A November Roundup from ASCD’s Education Policy Pros


Policy RoundupAs the school year marches on, the education policy front continues to evolve. ASCD’s policy team shares the latest policy news with you here on Inservice.

  • Join education policy guru Rick Hess of the American Enterprise Institute and author of ASCD’s Education Unbound at ASCD’s Leadership Institute for Legislative Advocacy (LILA). LILA is the premier forum for educators in a variety of roles to learn about federal education issues and advocate for policies that support successful learning and teaching. Hess will share his unfiltered perspective on school improvement, the Common Core State Standards, teacher leadership, educational technology, and more. Register online today.
  • New legislation introduced in both the House and Senate seeks to help states provide high-quality preschool to low- and moderate-income families.

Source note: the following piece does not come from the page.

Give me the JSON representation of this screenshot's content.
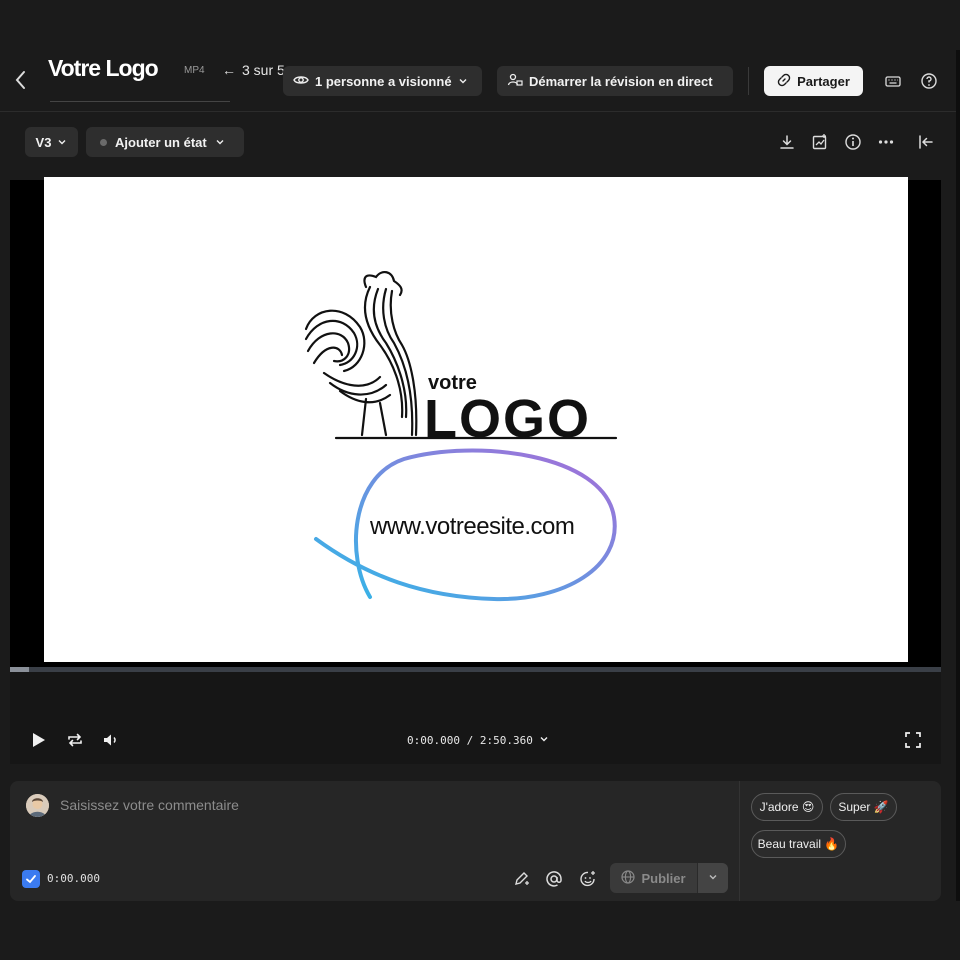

The bipartisan measure, which aligns with President Obama’s Preschool for All initiative, would also increase the quality of infant and toddler care in center-based and family child care settings and encourage continued support for the Maternal, Infant, and Early Childhood Home Visiting program.
  • ASCD’s latest Policy Priorities publication explores the many roles that the next generation of Common Core-aligned assessments are expected to fill and interviews educators about the effect the assessments will have in their schools and communities. Read the issue for more on the assessments’ costs, the technology infrastructure needed to administer them, and the varying local opinions throughout the country.
  • The scores from the 2013 National Assessment of Educational Progress (NAEP), also known as The Nation’s Report Card, show that the shares of students deemed proficient in reading and math have continued to increase. Yet there is still improvement to be made—42 percent of 4th grade students are proficient in math and 35 percent are proficient in reading; 36 percent of 8th graders are proficient in reading and math. The percentages of black and Hispanic students reaching proficiency are also increasing, but the gains have not been enough to close achievement gaps.
  • Federal, state, and local school funding continues to shrink, leaving schools and districts scrambling to find professional development dollars for teachers and school leaders. But, despite shrinking education budgets, funding resources do exist. The latest issue of ASCD Policy Points (PDF), “Funding Sources for Educator Professional Development,” highlights more than a dozen federal programs that school and district administrators can use to support educator professional development. The issue provides links and information on these available resources.

For more news and information on ASCD’s policy and advocacy activities, please visit www.ascd.org/public-policy.aspx.